      > On the side note, are you still snow boarding?
      A big YES πŸ™‚ Me and my friends just went to Kagura and Myoko last February and the slopes were really great.

  2. Did you study japanese prior going to Japan? And how did you land a job in Japan. I am really thinking of moving to Japan but not sure if they have a high standard for IT professional.

    1. Hi Jah, 7 years in Japan and I never had to study Japanese for work. πŸ™‚
      IT in Japan is probably one of the easiest to do without the need for Japanese language proficiency. IT companies here in Japan are willing to hire English only speaking professionals.

      Don’t lose hope and just continue looking for job posts or recruiters. I know Rakuten hires and provides relocation assistance. My first company here in Japan has a branch in Ortigas. I applied for a Japan-based position and I moved in Yokohama 3 months after joining.

      1. Hi! thank you for posting your experience, it’s quite interesting. If you don’t mind, may I know the company name for those that you have mentioned above? I just want to apply in IT Company like you, currently, I’m working as an IT Admin in one of the international schools in Tokyo.

  3. Great read, thank you. If you don’t mind my query, I would like to learn more about the requirements for a Filipino engineer to work in Japan? How did you process your papers to work ? How does it work? Please tell me more! Thanks!

  4. Hi! I just stumbled into your blog while looking for β€œhow to work in Japan”, i would
    Like to ask a personal question. How did you find your first company in Japan? Did you come to Japan first or is it a company with branch in the Philippines? Hopeful for your reply. Thank you! And more power

    1. Hi Lina,

      The first company I worked for in Japan has a branch office in Pasig. I worked for 3 months before moving to the main Japanese office.

      PS: I replied to your mail. See if it’s in your spam folder.

  5. Hello Rowell,

    Is it okay to send you many questions about working in Japan as a programmer?

    Wanna make sure it’s okay before I send them over. πŸ™‚

    Thank you!

    1. Hi Duds,
      Sure. I might not be able to reply right away but feel free to send the questions through the contact page.
      PS: My email replies might go to your spam folder so check your spam folder.
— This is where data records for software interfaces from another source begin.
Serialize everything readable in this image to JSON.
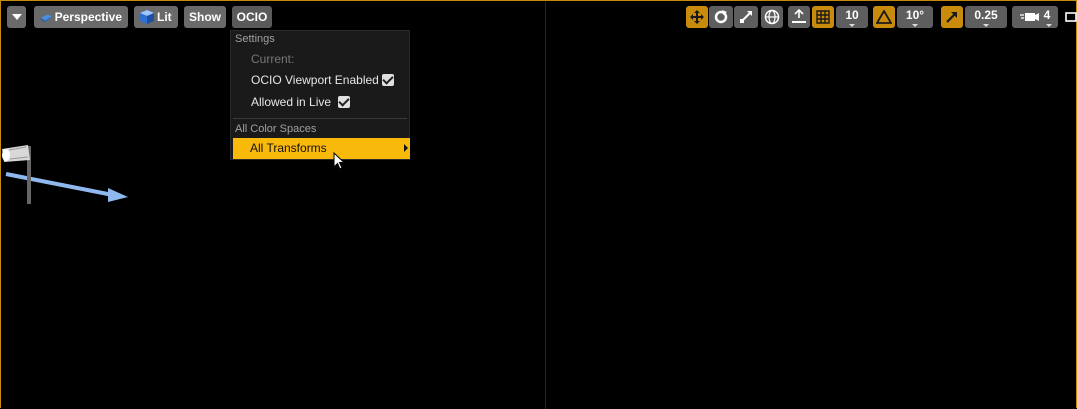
{
  "toolbar": {
    "perspective_label": "Perspective",
    "lit_label": "Lit",
    "show_label": "Show",
    "ocio_label": "OCIO"
  },
  "ocio_menu": {
    "settings_header": "Settings",
    "current_label": "Current:",
    "viewport_enabled_label": "OCIO Viewport Enabled",
    "viewport_enabled_checked": true,
    "allowed_in_live_label": "Allowed in Live",
    "allowed_in_live_checked": true,
    "color_spaces_header": "All Color Spaces",
    "all_transforms_label": "All Transforms"
  },
  "right_toolbar": {
    "grid_snap_value": "10",
    "rotation_snap_value": "10°",
    "scale_snap_value": "0.25",
    "camera_speed_value": "4"
  },
  "colors": {
    "accent": "#f8b90a",
    "active_button": "#c98b0b",
    "button_bg": "#6a6a6a",
    "menu_bg": "#1a1a1a"
  }
}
  6. Hi Rowell! Just stumbled upon your blog.

    I was wondering if Japanese companies accept self-taught programmers or do they prefer those with IT related college degrees more?

    1. Hi Kim, I think the problem here is work visa related. If you are Japanese, there is no problem if you’re self-taught. In order for Japanese companies to hire you, you’ll need to get work visa. And to get work visa for IT related jobs, you’ll need a bachelor’s degree or 10 years worth of experience in the IT field.

  7. Good day! I found this blog very insightful! I am wondering, how many years did you work in the Philippines prior to going to Japan? Are there any tips you can share to be able to work at Japan? Thank you so much! β™₯️

    1. I worked for a little over 4 years before moving to Japan. I think nowadays, you don’t need tips to be able to work in Japan. I feel like there are a lot of companies in Tokyo that are now willing to hire foreigners than 8 years ago. Just keep looking and sending applications. And prepare of the interviews. πŸ™‚

  8. I’m currently taking BSIT course (First year) here in Philippines and I am hoping to be able to get a job in Japan after I graduate. I am also half Japanese but I’m a Filipino citizen in my document and I use Philippine Passport. Do you think I’ll be able to get my first IT job in Japan as junior developer or do I need to gain experience here first? Thank you so much!

  9. Hi! I know this article was posted for almost 2 years ago na, but maybe someone who is reading this comment can help me here in Japan. I am currently here in Konan, Shiga. I am working on a project for our company developing inventory control system collaborating with their local ERP MRP system which is McFrame. I started here in Konan last March of this year. I am looking for a filipino programmer here in Japan. Email me for details : aembuscado@hotmail.com

Leave a Reply

Your email address will not be published.